Camping in Death Valley is rough, with most campgrounds being exposed gravel parking lots without any amenities.  There is a real sense of peace, though, being in the middle of the desert with dunes and sun-baked sand and sparse vegetation as far as the eye can see.  'Course, we also had access to swimming polls at both Stovepipe Wells and Furnace Creek, so there was an aspect of a mini-vacation while camping here.  We'd hike or explore by truck in the morning, come home to eat lunch and head to the pool in the heat of the day. And it did reach 95 degrees most days we were in the valley, so the pools were welcome relief.
We repeated some favorite hikes like Mosaic Canyon and the Mesquite Dunes, and explored some new areas like the Chloride City mine site and Desolation Canyon. We also visited the Devil's Golf Course and the Badwater salt flats by the full moon for some amazing views.  Enjoy some highlight photos below and check out the Outdoor Project adventures I published while there.

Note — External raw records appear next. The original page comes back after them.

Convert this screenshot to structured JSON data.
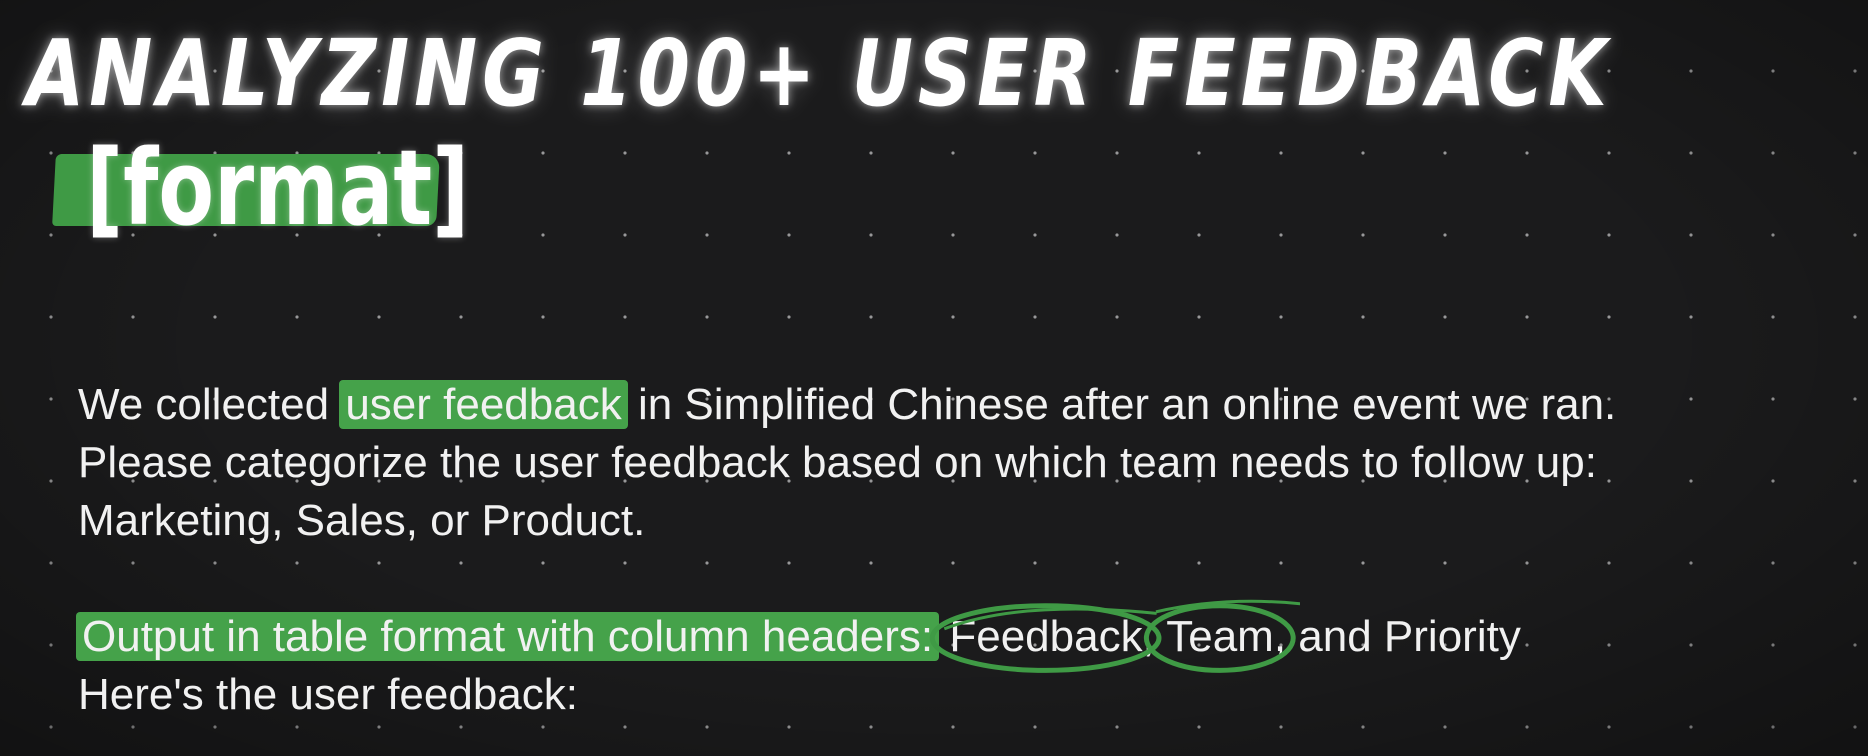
{
  "slide": {
    "title": "ANALYZING 100+ USER FEEDBACK",
    "subtitle": "[format]"
  },
  "prompt": {
    "line1_before": "We collected ",
    "line1_highlight": "user feedback",
    "line1_after": " in Simplified Chinese after an online event we ran.",
    "line2": "Please categorize the user feedback based on which team needs to follow up:",
    "line3": "Marketing, Sales, or Product.",
    "line4_highlight": "Output in table format with column headers:",
    "line4_feedback": "Feedback",
    "line4_sep1": ", ",
    "line4_team": "Team",
    "line4_after": ", and Priority",
    "line5": "Here's the user feedback:"
  },
  "colors": {
    "background": "#1b1b1c",
    "highlight": "#45a24a",
    "ring": "#3f9a45",
    "text": "#f1f1f1"
  }
}
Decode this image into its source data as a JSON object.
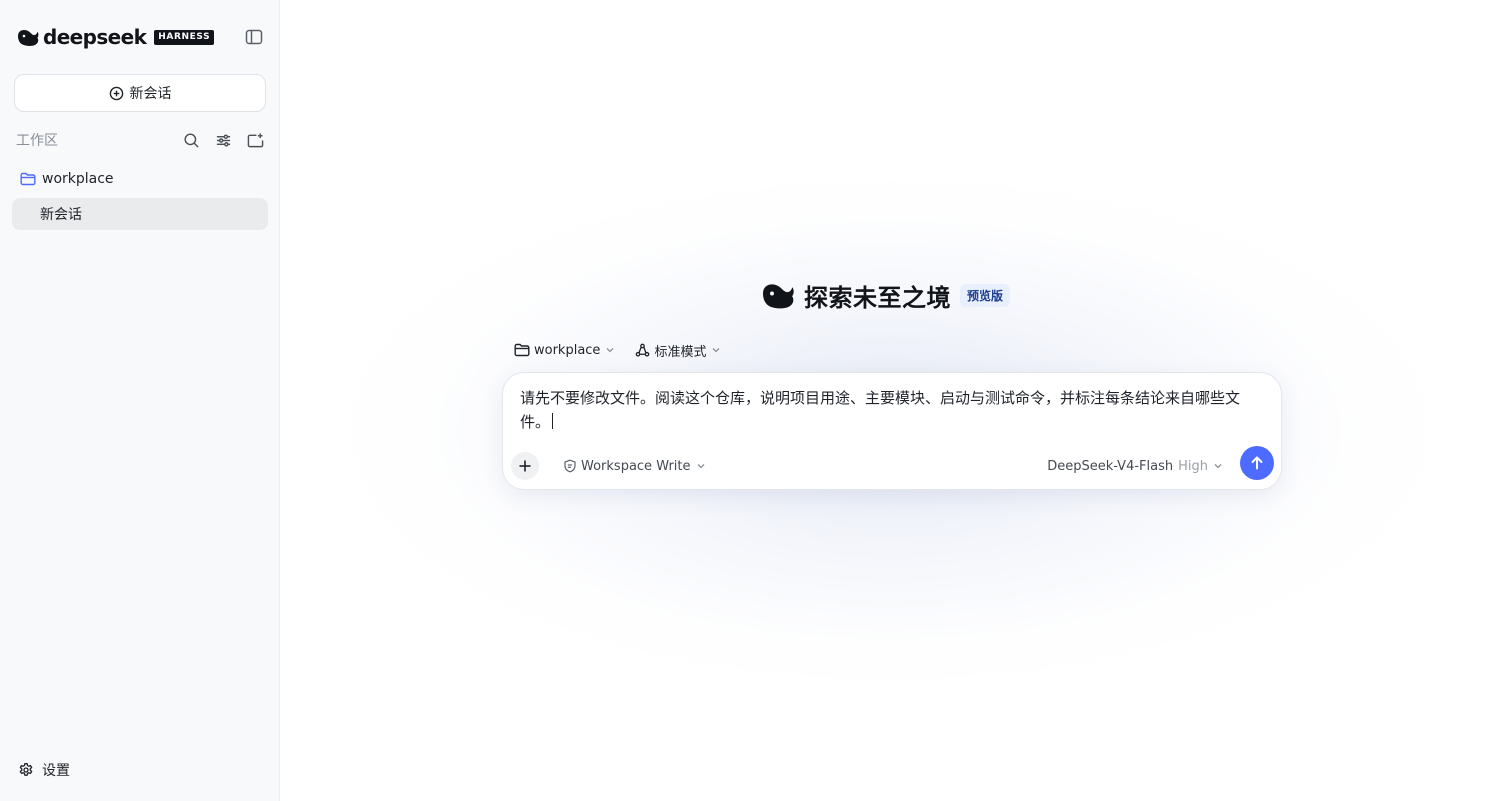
{
  "sidebar": {
    "brand": {
      "name": "deepseek",
      "badge": "HARNESS"
    },
    "new_chat_label": "新会话",
    "workspace_label": "工作区",
    "folders": [
      {
        "name": "workplace",
        "sessions": [
          "新会话"
        ]
      }
    ],
    "settings_label": "设置"
  },
  "main": {
    "hero_title": "探索未至之境",
    "hero_badge": "预览版",
    "folder_selector": "workplace",
    "mode_selector": "标准模式",
    "composer": {
      "text": "请先不要修改文件。阅读这个仓库，说明项目用途、主要模块、启动与测试命令，并标注每条结论来自哪些文件。",
      "permission": "Workspace Write",
      "model": "DeepSeek-V4-Flash",
      "level": "High"
    }
  },
  "colors": {
    "accent": "#4d6bfe",
    "sidebar_bg": "#f8f9fa",
    "selected_item_bg": "#eaebed",
    "badge_bg": "#e8efff",
    "badge_text": "#1d3e8f"
  },
  "icons": [
    "deepseek-whale-icon",
    "sidebar-toggle-icon",
    "plus-circle-icon",
    "search-icon",
    "filter-icon",
    "new-folder-icon",
    "folder-icon",
    "gear-icon",
    "chevron-down-icon",
    "mode-icon",
    "shield-icon",
    "plus-icon",
    "arrow-up-icon"
  ]
}
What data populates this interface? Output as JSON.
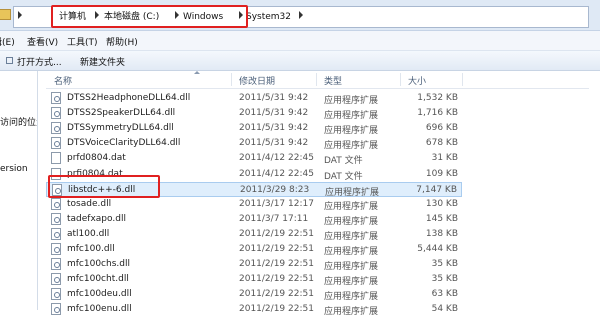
{
  "breadcrumb": [
    "计算机",
    "本地磁盘 (C:)",
    "Windows",
    "System32"
  ],
  "menu": [
    "编辑(E)",
    "查看(V)",
    "工具(T)",
    "帮助(H)"
  ],
  "toolbar": [
    "打开方式...",
    "新建文件夹"
  ],
  "nav": [
    "访问的位置",
    "ersion"
  ],
  "columns": {
    "name": "名称",
    "date": "修改日期",
    "type": "类型",
    "size": "大小"
  },
  "files": [
    {
      "name": "DTSS2HeadphoneDLL64.dll",
      "date": "2011/5/31 9:42",
      "type": "应用程序扩展",
      "size": "1,532 KB",
      "icon": "dll-file-icon"
    },
    {
      "name": "DTSS2SpeakerDLL64.dll",
      "date": "2011/5/31 9:42",
      "type": "应用程序扩展",
      "size": "1,716 KB",
      "icon": "dll-file-icon"
    },
    {
      "name": "DTSSymmetryDLL64.dll",
      "date": "2011/5/31 9:42",
      "type": "应用程序扩展",
      "size": "696 KB",
      "icon": "dll-file-icon"
    },
    {
      "name": "DTSVoiceClarityDLL64.dll",
      "date": "2011/5/31 9:42",
      "type": "应用程序扩展",
      "size": "678 KB",
      "icon": "dll-file-icon"
    },
    {
      "name": "prfd0804.dat",
      "date": "2011/4/12 22:45",
      "type": "DAT 文件",
      "size": "31 KB",
      "icon": "dat-file-icon"
    },
    {
      "name": "prfi0804.dat",
      "date": "2011/4/12 22:45",
      "type": "DAT 文件",
      "size": "109 KB",
      "icon": "dat-file-icon"
    },
    {
      "name": "libstdc++-6.dll",
      "date": "2011/3/29 8:23",
      "type": "应用程序扩展",
      "size": "7,147 KB",
      "icon": "dll-file-icon",
      "selected": true
    },
    {
      "name": "tosade.dll",
      "date": "2011/3/17 12:17",
      "type": "应用程序扩展",
      "size": "130 KB",
      "icon": "dll-file-icon"
    },
    {
      "name": "tadefxapo.dll",
      "date": "2011/3/7 17:11",
      "type": "应用程序扩展",
      "size": "145 KB",
      "icon": "dll-file-icon"
    },
    {
      "name": "atl100.dll",
      "date": "2011/2/19 22:51",
      "type": "应用程序扩展",
      "size": "138 KB",
      "icon": "dll-file-icon"
    },
    {
      "name": "mfc100.dll",
      "date": "2011/2/19 22:51",
      "type": "应用程序扩展",
      "size": "5,444 KB",
      "icon": "dll-file-icon"
    },
    {
      "name": "mfc100chs.dll",
      "date": "2011/2/19 22:51",
      "type": "应用程序扩展",
      "size": "35 KB",
      "icon": "dll-file-icon"
    },
    {
      "name": "mfc100cht.dll",
      "date": "2011/2/19 22:51",
      "type": "应用程序扩展",
      "size": "35 KB",
      "icon": "dll-file-icon"
    },
    {
      "name": "mfc100deu.dll",
      "date": "2011/2/19 22:51",
      "type": "应用程序扩展",
      "size": "63 KB",
      "icon": "dll-file-icon"
    },
    {
      "name": "mfc100enu.dll",
      "date": "2011/2/19 22:51",
      "type": "应用程序扩展",
      "size": "54 KB",
      "icon": "dll-file-icon"
    }
  ],
  "colors": {
    "highlight": "#e02020",
    "selection": "#dfeefc"
  }
}
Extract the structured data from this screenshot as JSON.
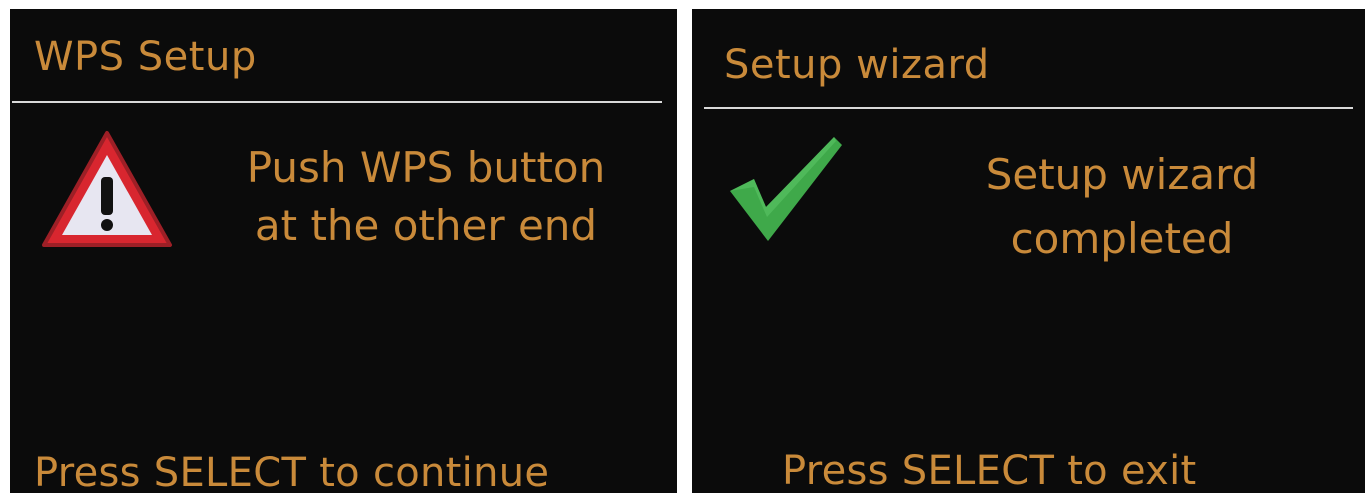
{
  "left_screen": {
    "title": "WPS Setup",
    "icon": "warning-triangle-icon",
    "message": {
      "line1": "Push WPS button",
      "line2": "at the other end"
    },
    "footer": "Press SELECT to continue",
    "colors": {
      "text": "#c98a3a",
      "background": "#0b0b0b",
      "warning_red": "#d8262f",
      "warning_fill": "#e7e6f1"
    }
  },
  "right_screen": {
    "title": "Setup wizard",
    "icon": "checkmark-icon",
    "message": {
      "line1": "Setup wizard",
      "line2": "completed"
    },
    "footer": "Press SELECT to exit",
    "colors": {
      "text": "#c98a3a",
      "background": "#0b0b0b",
      "check_green": "#3fa94a"
    }
  }
}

Huge dune in Death Valley

Late day sun on the dunes

Mesquite dunes at sunset

The day before the actual full moon is the best time to photograph it at sunset

Full moon rising at sunset

Full moon rising over the dunes

Dunes at sunrise

The lonely path of a landscape photographer

The full moon setting at sunrise, Mesquite Dunes

The Devil's Golf Course by moonlight

Desolation Canyon

Badwater salt flats by the full moon light

The Devil's Golf Course by the light of the full moon

20 Mule Team Canyon

20 Mule Team Canyon

20 Mule Team Canyon

Sunrise on on Zabriskie Point

Sunrise from Zabriskie Point

Zabriskie Point badlands

Gower Gulch from the Badlands Trail

Sunday, March 19, 2017

Joshua Tree, Our Favorite Desert Park

Well I guess we've been having too much fun to update in the blog :-/

We HAVE been having fun since we reached the desert and started drying out from the months spent between the Oregon coast and San Francisco this past rainy winter.  After spending a couple nights in Bakersfield and seeing Buck Owens' club ...

Buck Owens' custom convertible behind the bar at the Chrystal Palace

 ... we headed for Joshua Tree National Park.

We visited Joshua Tree for the first time back in 2014 and really loved the park. We had a favorite campground and really hoped we could find a spot there this year.  Unfortunately we had to spend a night in an overflow camping area because Belle Campground was full, but the next morning we got a great spot there.

Joshua Tree is a unique place and a photographer's dream.  Everywhere you look there are huge vistas, weird-shaped Joshua Trees and piles of boulders looking as though a giant child had just dumped them out on the floor. The lighting is magical and the park is so huge the other visitors are not in the way.

We did some great hikes, including one to an abandoned mine site that has a stone shelter built in the 1890s that still has original artifacts in it. We hiked through the most beautiful desert scenery and scrambled up ravines full of boulders. There are also dirt roads to explore that lead far out in the desert where the solitude is incredible. Check out these Outdoor Project adventures that I published from here:

Here are some photo highlights:

Joshua Tree with rocks

Joshua Tree with sunset

The geology tour road at Joshua Tree NP

Historic Keys Ranch--a homesteading family lived here for decades

Original artifacts at the Eagle Cliff mine site

View from Eureka Peak (second-highest in the park) across to Mt. San Jacinto (second-highest in So. Calif.